  is an engineering reality that there is, in essense, no such thing
  as a portion of our environment which is not "critical" in that
  respect -- all software systems are suspect.  In short, computing
  systems are _extremely_dangerous_ to our rights and the ability to
  inspect and modify programs is a critical safeguard.[2]

  Overall, permitting the software freedoms to be abridged by contract
  is at the very least, very bad social policy, and, though it is easy
  to become lost in the abstractions, a violation of those inalienable
  rights referred to in the US constitution.

** Bitkeeper In Particular

  Very briefly: Bitkeeper has subverted the free software movement and
  undermined the efforts of that movement to protect the essential
  freedoms outlined above.  Whereas many examples of proprietary
  software are "off to the side" of the free software movement,
  Bitkeeper is a direct and sustained attack on both the movement and
  the community.

  Faults in our legal system permit Bitkeeper to be licensed as it is.
  Bitkeeper and its license have been employed to use those faults to
  divide and exploit the free software movement.
  Damn right that I'm outraged.

Slogan for a new era: "We're computing professionals -- We cause
accidents!" -- Nathaniel Borenstien

[1] "A legitimate aspect of that persuit is expressions of outrage at
     those who would offer or accept such contracts in the meanwhile."

  Linus deserves at least as much criticism and outrage as Larry.  He
  seems to be positioning himself publicly as the poster child of
  "engineers unconcerned about the social implications of their

[2] "In short, computing systems are _extremely_dangerous_ to our rights
     and the ability to inspect and modify programs is a critical

  I look forward to GPL3.  I shudder at initiatives aimed at producing
  a world in which people buy "thin clients + computing services".

  I am not convinced that GPL3 is needed, though it may be pragmatic.
  In my tentative view, the concept of "distribution" begins with
  "ability to run or interact with a running instance of".

  I would (again tentatively) not consider it absurd to think, for
  example, that when I run a card through the payment system at the
  grocery store -- in effect, the software that reader runs, the cash
  register software, the server-side of these components -- all have,
  in effect, been distributed to me.

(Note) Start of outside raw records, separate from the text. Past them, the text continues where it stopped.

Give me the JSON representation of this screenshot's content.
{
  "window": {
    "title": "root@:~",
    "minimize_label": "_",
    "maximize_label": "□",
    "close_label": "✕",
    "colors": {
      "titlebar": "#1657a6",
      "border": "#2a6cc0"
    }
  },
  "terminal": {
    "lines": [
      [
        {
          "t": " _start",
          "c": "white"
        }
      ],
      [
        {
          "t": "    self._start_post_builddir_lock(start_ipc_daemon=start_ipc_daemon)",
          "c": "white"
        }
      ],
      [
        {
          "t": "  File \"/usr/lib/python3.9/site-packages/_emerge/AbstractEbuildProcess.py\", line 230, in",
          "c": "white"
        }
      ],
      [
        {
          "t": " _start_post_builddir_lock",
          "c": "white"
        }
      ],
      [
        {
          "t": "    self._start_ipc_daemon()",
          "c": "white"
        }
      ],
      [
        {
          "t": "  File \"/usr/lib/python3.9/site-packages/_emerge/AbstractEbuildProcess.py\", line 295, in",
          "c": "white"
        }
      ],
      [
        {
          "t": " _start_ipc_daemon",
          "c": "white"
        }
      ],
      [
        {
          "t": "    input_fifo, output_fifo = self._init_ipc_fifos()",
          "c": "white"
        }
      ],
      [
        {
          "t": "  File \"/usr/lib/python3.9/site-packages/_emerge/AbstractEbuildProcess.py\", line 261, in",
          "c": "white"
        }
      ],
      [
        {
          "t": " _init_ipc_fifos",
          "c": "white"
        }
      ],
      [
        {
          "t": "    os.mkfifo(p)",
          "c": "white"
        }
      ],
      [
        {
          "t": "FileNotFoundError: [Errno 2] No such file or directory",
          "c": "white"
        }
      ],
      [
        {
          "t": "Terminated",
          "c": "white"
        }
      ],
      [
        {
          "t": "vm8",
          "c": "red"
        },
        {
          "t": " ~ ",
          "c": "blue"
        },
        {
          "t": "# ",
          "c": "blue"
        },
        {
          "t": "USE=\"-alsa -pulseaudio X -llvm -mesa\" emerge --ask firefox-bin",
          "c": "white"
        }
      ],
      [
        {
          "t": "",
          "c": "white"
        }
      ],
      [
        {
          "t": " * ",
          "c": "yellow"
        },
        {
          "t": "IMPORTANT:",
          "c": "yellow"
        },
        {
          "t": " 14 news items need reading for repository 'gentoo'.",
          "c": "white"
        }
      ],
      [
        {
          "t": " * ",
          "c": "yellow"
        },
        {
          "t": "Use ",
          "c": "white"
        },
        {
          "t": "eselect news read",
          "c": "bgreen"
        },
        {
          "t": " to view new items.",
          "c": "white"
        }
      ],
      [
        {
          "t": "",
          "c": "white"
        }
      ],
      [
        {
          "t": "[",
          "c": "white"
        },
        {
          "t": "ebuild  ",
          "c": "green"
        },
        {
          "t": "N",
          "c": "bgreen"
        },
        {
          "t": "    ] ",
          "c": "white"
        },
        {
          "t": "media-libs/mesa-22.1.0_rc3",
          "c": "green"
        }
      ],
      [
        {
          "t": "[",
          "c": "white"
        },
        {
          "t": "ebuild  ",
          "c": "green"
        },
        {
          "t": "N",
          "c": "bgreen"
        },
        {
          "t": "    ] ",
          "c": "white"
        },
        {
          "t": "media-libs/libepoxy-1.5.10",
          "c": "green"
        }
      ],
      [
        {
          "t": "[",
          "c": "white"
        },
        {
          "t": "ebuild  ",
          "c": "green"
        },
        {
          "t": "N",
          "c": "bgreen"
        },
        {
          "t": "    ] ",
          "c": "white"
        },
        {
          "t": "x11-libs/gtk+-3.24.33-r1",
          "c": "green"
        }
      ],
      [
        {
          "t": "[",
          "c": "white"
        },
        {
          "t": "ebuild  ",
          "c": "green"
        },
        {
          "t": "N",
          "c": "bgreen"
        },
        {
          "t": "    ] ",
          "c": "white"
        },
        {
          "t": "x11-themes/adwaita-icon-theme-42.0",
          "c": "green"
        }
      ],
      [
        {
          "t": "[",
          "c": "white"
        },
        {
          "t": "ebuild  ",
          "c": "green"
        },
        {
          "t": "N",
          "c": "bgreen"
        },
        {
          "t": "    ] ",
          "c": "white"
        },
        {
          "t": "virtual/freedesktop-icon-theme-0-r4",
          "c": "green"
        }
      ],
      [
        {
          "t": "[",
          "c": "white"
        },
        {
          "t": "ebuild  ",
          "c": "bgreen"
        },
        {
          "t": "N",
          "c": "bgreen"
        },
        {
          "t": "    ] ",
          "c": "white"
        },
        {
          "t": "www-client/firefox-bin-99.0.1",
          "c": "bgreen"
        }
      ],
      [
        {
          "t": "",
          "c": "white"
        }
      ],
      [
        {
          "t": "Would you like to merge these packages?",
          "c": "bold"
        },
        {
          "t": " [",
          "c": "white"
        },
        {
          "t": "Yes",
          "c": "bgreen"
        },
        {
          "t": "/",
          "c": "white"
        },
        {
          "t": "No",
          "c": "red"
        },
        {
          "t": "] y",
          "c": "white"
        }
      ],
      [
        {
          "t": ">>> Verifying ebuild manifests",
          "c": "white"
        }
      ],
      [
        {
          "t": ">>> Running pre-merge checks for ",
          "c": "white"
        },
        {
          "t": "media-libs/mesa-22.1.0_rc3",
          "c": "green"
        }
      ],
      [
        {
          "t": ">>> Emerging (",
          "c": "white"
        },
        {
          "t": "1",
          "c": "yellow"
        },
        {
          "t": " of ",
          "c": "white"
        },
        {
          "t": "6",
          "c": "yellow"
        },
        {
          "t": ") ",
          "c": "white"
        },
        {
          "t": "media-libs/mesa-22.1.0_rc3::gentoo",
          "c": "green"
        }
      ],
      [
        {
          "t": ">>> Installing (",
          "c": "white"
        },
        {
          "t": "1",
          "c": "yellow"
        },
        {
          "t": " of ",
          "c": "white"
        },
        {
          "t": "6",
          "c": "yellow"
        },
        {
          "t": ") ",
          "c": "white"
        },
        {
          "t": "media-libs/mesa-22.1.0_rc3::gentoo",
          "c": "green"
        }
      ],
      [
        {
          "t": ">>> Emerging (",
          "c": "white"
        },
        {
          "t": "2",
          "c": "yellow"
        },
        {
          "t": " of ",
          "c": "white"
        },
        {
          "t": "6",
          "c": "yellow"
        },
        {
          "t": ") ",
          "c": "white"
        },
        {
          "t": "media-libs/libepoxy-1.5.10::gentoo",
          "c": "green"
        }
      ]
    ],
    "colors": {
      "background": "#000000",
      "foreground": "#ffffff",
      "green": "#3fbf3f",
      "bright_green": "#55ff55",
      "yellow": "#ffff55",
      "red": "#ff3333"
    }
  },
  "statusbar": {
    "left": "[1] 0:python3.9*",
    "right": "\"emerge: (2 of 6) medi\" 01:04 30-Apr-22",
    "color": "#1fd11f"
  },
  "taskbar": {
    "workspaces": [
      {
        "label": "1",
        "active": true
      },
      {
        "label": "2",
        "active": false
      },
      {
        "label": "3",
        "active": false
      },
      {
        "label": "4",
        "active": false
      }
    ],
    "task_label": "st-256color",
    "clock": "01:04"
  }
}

  Another example: no, I don't think anything at all should depend on
  the security of ATM software or even the networks connecting an ATM
  to the bank.  Yeah, I'd like to get a copy of the ATM software,

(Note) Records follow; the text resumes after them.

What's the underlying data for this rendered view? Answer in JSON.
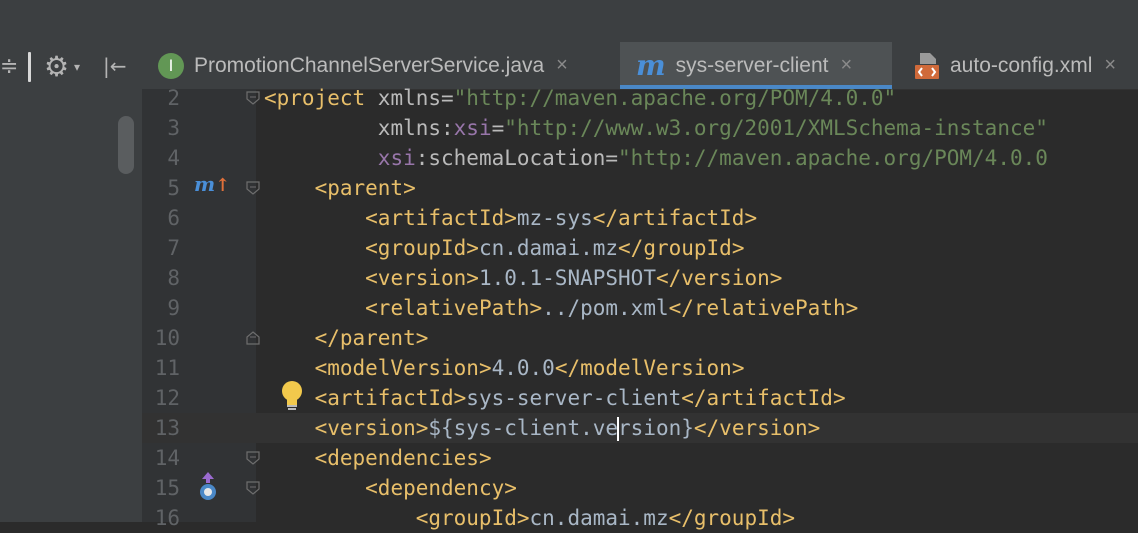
{
  "tabs": [
    {
      "label": "PromotionChannelServerService.java",
      "icon": "interface-icon",
      "icon_letter": "I",
      "active": false
    },
    {
      "label": "sys-server-client",
      "icon": "maven-icon",
      "icon_letter": "m",
      "active": true
    },
    {
      "label": "auto-config.xml",
      "icon": "xml-file-icon",
      "active": false
    }
  ],
  "close_glyph": "×",
  "toolbar": {
    "gear_glyph": "⚙",
    "gear_arrow": "▾",
    "hide_glyph": "|←"
  },
  "gutter_icons": {
    "line5": "m↑",
    "line12": "lightbulb-icon",
    "line15": "override-up-icon"
  },
  "colors": {
    "tag": "#e8bf6a",
    "attr": "#bababa",
    "namespace": "#9876aa",
    "string": "#6a8759",
    "text": "#a9b7c6",
    "accent": "#4a88c7"
  },
  "lines": [
    {
      "num": "2",
      "parts": [
        [
          "t",
          "<project "
        ],
        [
          "a",
          "xmlns="
        ],
        [
          "s",
          "\"http://maven.apache.org/POM/4.0.0\""
        ]
      ]
    },
    {
      "num": "3",
      "parts": [
        [
          "txt",
          "         "
        ],
        [
          "a",
          "xmlns:"
        ],
        [
          "ns",
          "xsi"
        ],
        [
          "a",
          "="
        ],
        [
          "s",
          "\"http://www.w3.org/2001/XMLSchema-instance\""
        ]
      ]
    },
    {
      "num": "4",
      "parts": [
        [
          "txt",
          "         "
        ],
        [
          "ns",
          "xsi"
        ],
        [
          "a",
          ":schemaLocation="
        ],
        [
          "s",
          "\"http://maven.apache.org/POM/4.0.0"
        ]
      ]
    },
    {
      "num": "5",
      "parts": [
        [
          "txt",
          "    "
        ],
        [
          "t",
          "<parent>"
        ]
      ]
    },
    {
      "num": "6",
      "parts": [
        [
          "txt",
          "        "
        ],
        [
          "t",
          "<artifactId>"
        ],
        [
          "txt",
          "mz-sys"
        ],
        [
          "t",
          "</artifactId>"
        ]
      ]
    },
    {
      "num": "7",
      "parts": [
        [
          "txt",
          "        "
        ],
        [
          "t",
          "<groupId>"
        ],
        [
          "txt",
          "cn.damai.mz"
        ],
        [
          "t",
          "</groupId>"
        ]
      ]
    },
    {
      "num": "8",
      "parts": [
        [
          "txt",
          "        "
        ],
        [
          "t",
          "<version>"
        ],
        [
          "txt",
          "1.0.1-SNAPSHOT"
        ],
        [
          "t",
          "</version>"
        ]
      ]
    },
    {
      "num": "9",
      "parts": [
        [
          "txt",
          "        "
        ],
        [
          "t",
          "<relativePath>"
        ],
        [
          "txt",
          "../pom.xml"
        ],
        [
          "t",
          "</relativePath>"
        ]
      ]
    },
    {
      "num": "10",
      "parts": [
        [
          "txt",
          "    "
        ],
        [
          "t",
          "</parent>"
        ]
      ]
    },
    {
      "num": "11",
      "parts": [
        [
          "txt",
          "    "
        ],
        [
          "t",
          "<modelVersion>"
        ],
        [
          "txt",
          "4.0.0"
        ],
        [
          "t",
          "</modelVersion>"
        ]
      ]
    },
    {
      "num": "12",
      "parts": [
        [
          "txt",
          "    "
        ],
        [
          "t",
          "<artifactId>"
        ],
        [
          "txt",
          "sys-server-client"
        ],
        [
          "t",
          "</artifactId>"
        ]
      ]
    },
    {
      "num": "13",
      "parts": [
        [
          "txt",
          "    "
        ],
        [
          "t",
          "<version>"
        ],
        [
          "txt",
          "${sys-client.ve"
        ],
        [
          "caret",
          ""
        ],
        [
          "txt",
          "rsion}"
        ],
        [
          "t",
          "</version>"
        ]
      ]
    },
    {
      "num": "14",
      "parts": [
        [
          "txt",
          "    "
        ],
        [
          "t",
          "<dependencies>"
        ]
      ]
    },
    {
      "num": "15",
      "parts": [
        [
          "txt",
          "        "
        ],
        [
          "t",
          "<dependency>"
        ]
      ]
    },
    {
      "num": "16",
      "parts": [
        [
          "txt",
          "            "
        ],
        [
          "t",
          "<groupId>"
        ],
        [
          "txt",
          "cn.damai.mz"
        ],
        [
          "t",
          "</groupId>"
        ]
      ]
    }
  ]
}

reply via email to

[Prev in Thread] Current Thread [Next in Thread]